**Task requirements:**
Retype each record below word for word. Leave the pictures out.

::: Provided records :::

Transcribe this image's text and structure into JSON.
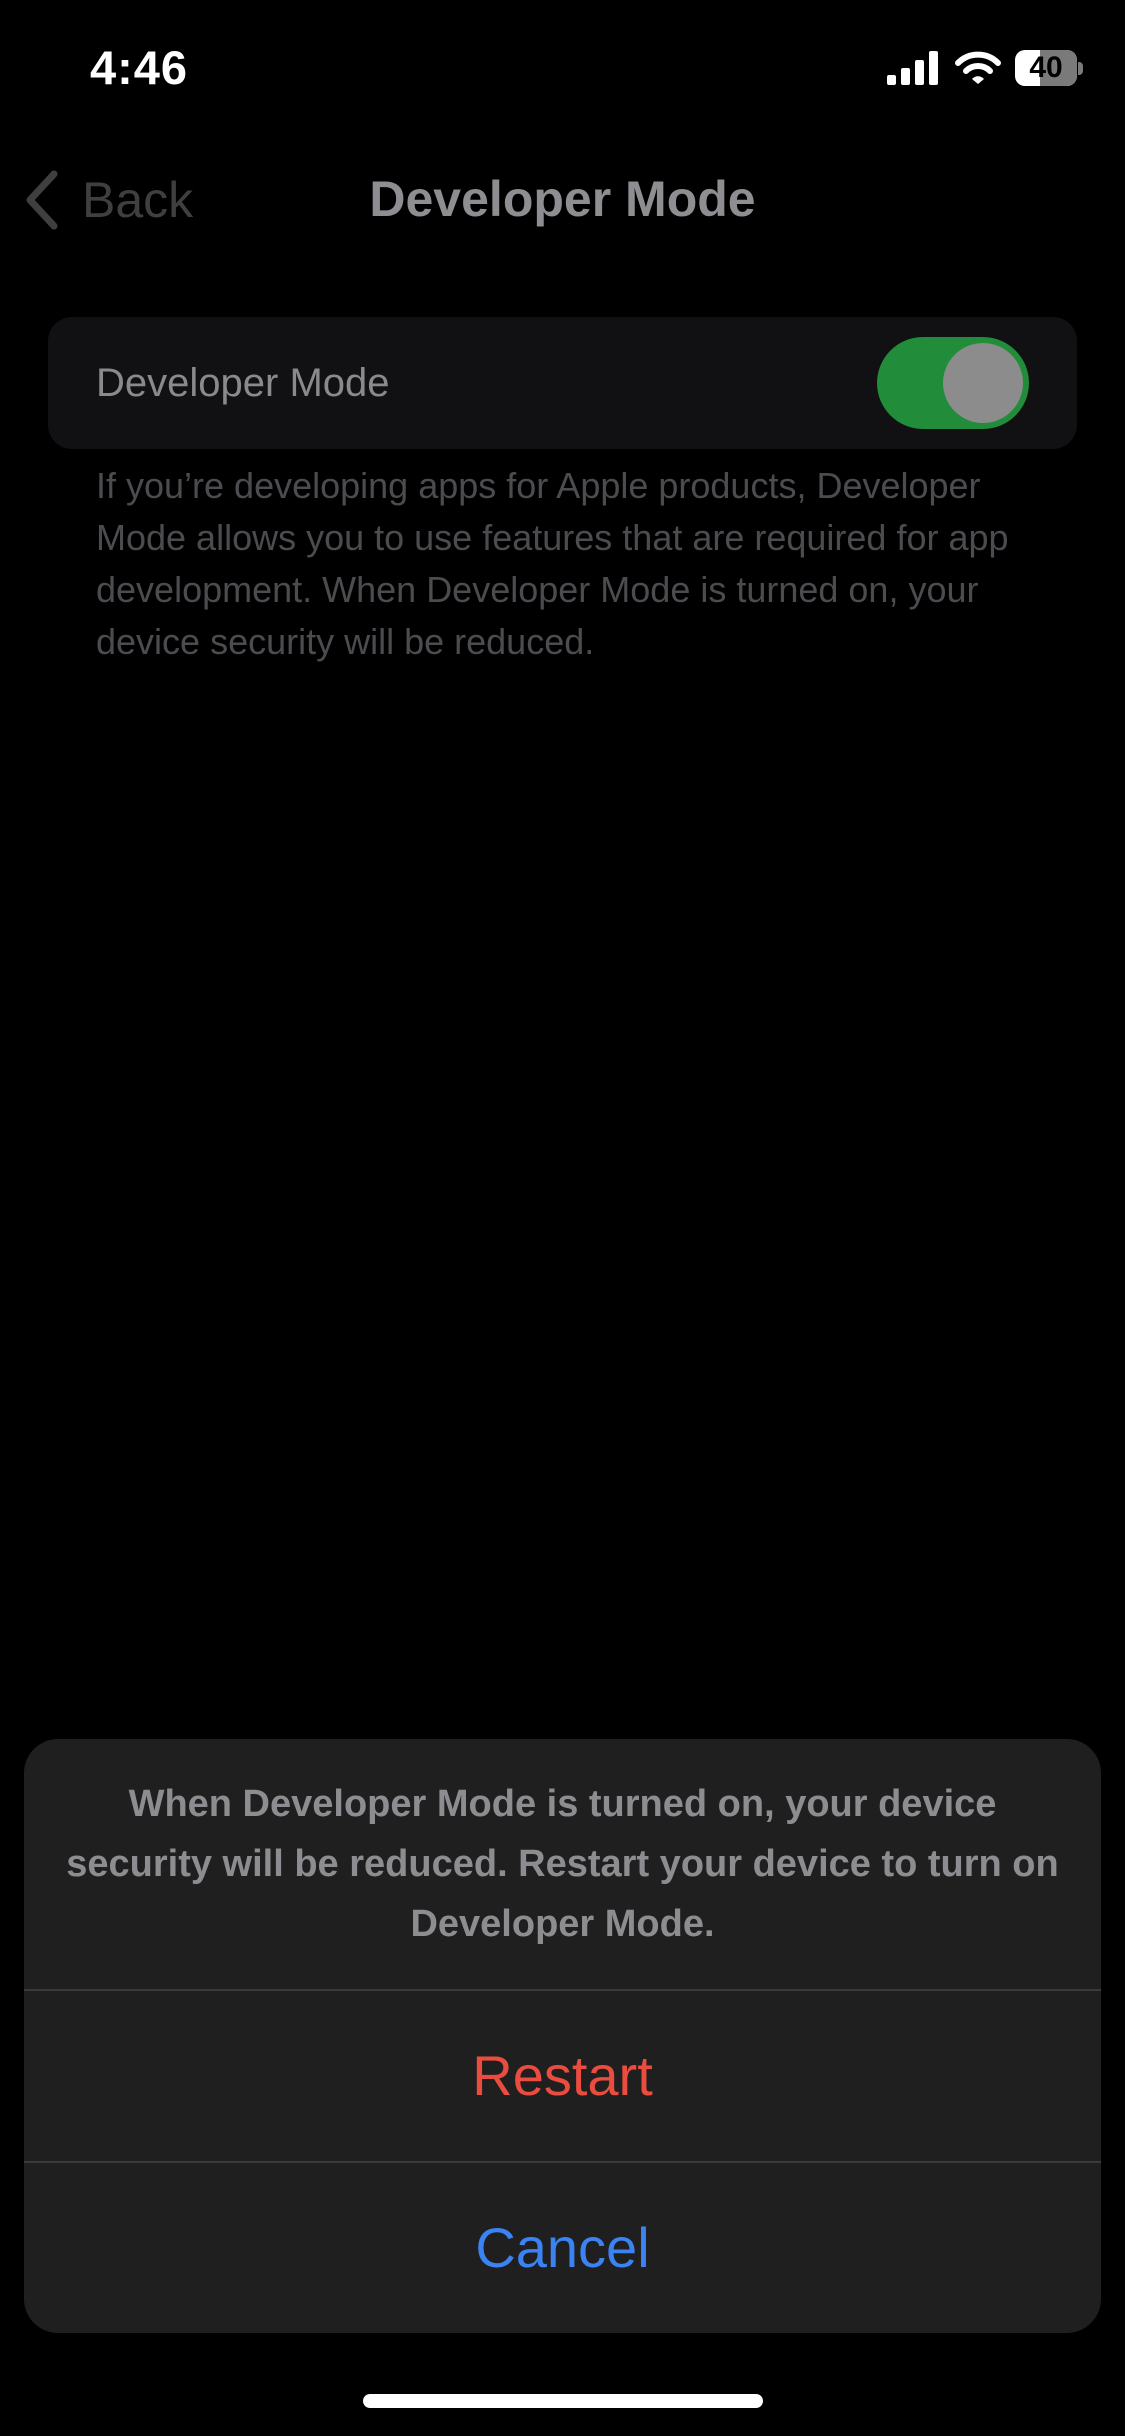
{
  "status_bar": {
    "time": "4:46",
    "battery_percent": "40",
    "battery_level": 0.4,
    "icons": [
      "signal-icon",
      "wifi-icon",
      "battery-icon"
    ]
  },
  "nav": {
    "back_label": "Back",
    "title": "Developer Mode"
  },
  "settings": {
    "row_label": "Developer Mode",
    "toggle_on": true,
    "footer": "If you’re developing apps for Apple products, Developer Mode allows you to use features that are required for app development. When Developer Mode is turned on, your device security will be reduced."
  },
  "action_sheet": {
    "message": "When Developer Mode is turned on, your device security will be reduced. Restart your device to turn on Developer Mode.",
    "restart_label": "Restart",
    "cancel_label": "Cancel"
  },
  "colors": {
    "toggle_on": "#218c3a",
    "destructive": "#eb4c40",
    "accent": "#3b82f2",
    "sheet_background": "#1f1f1f"
  }
}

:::

**Reply to the task:**
Transcribe this image's text and structure into JSON.
{
  "status_bar": {
    "time": "4:46",
    "battery_percent": "40",
    "battery_level": 0.4,
    "icons": [
      "signal-icon",
      "wifi-icon",
      "battery-icon"
    ]
  },
  "nav": {
    "back_label": "Back",
    "title": "Developer Mode"
  },
  "settings": {
    "row_label": "Developer Mode",
    "toggle_on": true,
    "footer": "If you’re developing apps for Apple products, Developer Mode allows you to use features that are required for app development. When Developer Mode is turned on, your device security will be reduced."
  },
  "action_sheet": {
    "message": "When Developer Mode is turned on, your device security will be reduced. Restart your device to turn on Developer Mode.",
    "restart_label": "Restart",
    "cancel_label": "Cancel"
  },
  "colors": {
    "toggle_on": "#218c3a",
    "destructive": "#eb4c40",
    "accent": "#3b82f2",
    "sheet_background": "#1f1f1f"
  }
}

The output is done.